== SUPPLIED MATERIAL ==

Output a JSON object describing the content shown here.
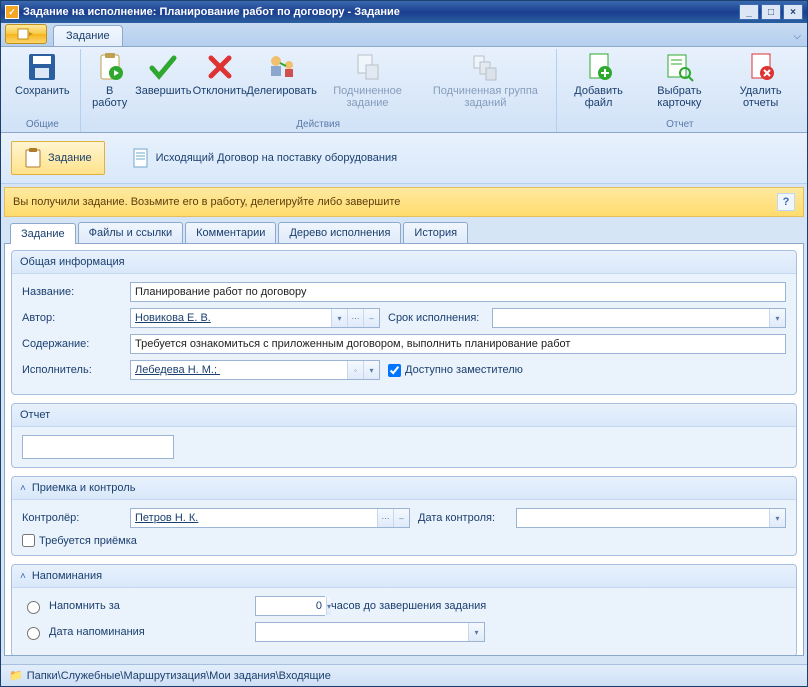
{
  "title": "Задание на исполнение: Планирование работ по договору - Задание",
  "ribbon": {
    "tab": "Задание",
    "groups": {
      "common": {
        "label": "Общие",
        "save": "Сохранить"
      },
      "actions": {
        "label": "Действия",
        "to_work": "В работу",
        "complete": "Завершить",
        "reject": "Отклонить",
        "delegate": "Делегировать",
        "sub_task": "Подчиненное задание",
        "sub_group": "Подчиненная группа заданий"
      },
      "report": {
        "label": "Отчет",
        "add_file": "Добавить файл",
        "choose_card": "Выбрать карточку",
        "delete_reports": "Удалить отчеты"
      }
    }
  },
  "doc_band": {
    "primary": "Задание",
    "secondary": "Исходящий Договор на поставку оборудования"
  },
  "notice": "Вы получили задание. Возьмите его в работу, делегируйте либо завершите",
  "tabs": [
    "Задание",
    "Файлы и ссылки",
    "Комментарии",
    "Дерево исполнения",
    "История"
  ],
  "general": {
    "header": "Общая информация",
    "name_label": "Название:",
    "name_value": "Планирование работ по договору",
    "author_label": "Автор:",
    "author_value": "Новикова Е. В.",
    "deadline_label": "Срок исполнения:",
    "content_label": "Содержание:",
    "content_value": "Требуется ознакомиться с приложенным договором, выполнить планирование работ",
    "executor_label": "Исполнитель:",
    "executor_value": "Лебедева Н. М.; ",
    "deputy_label": "Доступно заместителю",
    "deputy_checked": true
  },
  "report": {
    "header": "Отчет",
    "value": ""
  },
  "control": {
    "header": "Приемка и контроль",
    "controller_label": "Контролёр:",
    "controller_value": "Петров Н. К.",
    "control_date_label": "Дата контроля:",
    "needs_acceptance_label": "Требуется приёмка"
  },
  "reminder": {
    "header": "Напоминания",
    "remind_before_label": "Напомнить за",
    "hours_value": "0",
    "hours_suffix": "часов до завершения задания",
    "remind_date_label": "Дата напоминания"
  },
  "statusbar": "Папки\\Служебные\\Маршрутизация\\Мои задания\\Входящие"
}
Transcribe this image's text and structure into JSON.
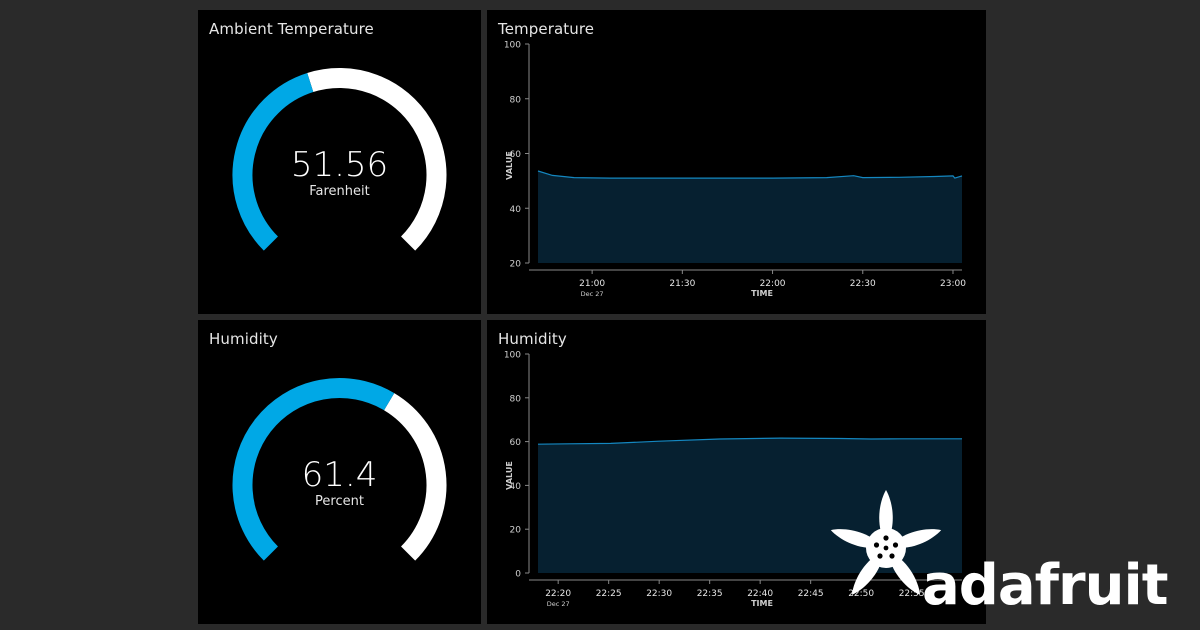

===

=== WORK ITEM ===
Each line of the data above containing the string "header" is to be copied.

=== REPLY ===
    "header": "Общая информация",
    "header": "Отчет",
    "header": "Приемка и контроль",
    "header": "Напоминания",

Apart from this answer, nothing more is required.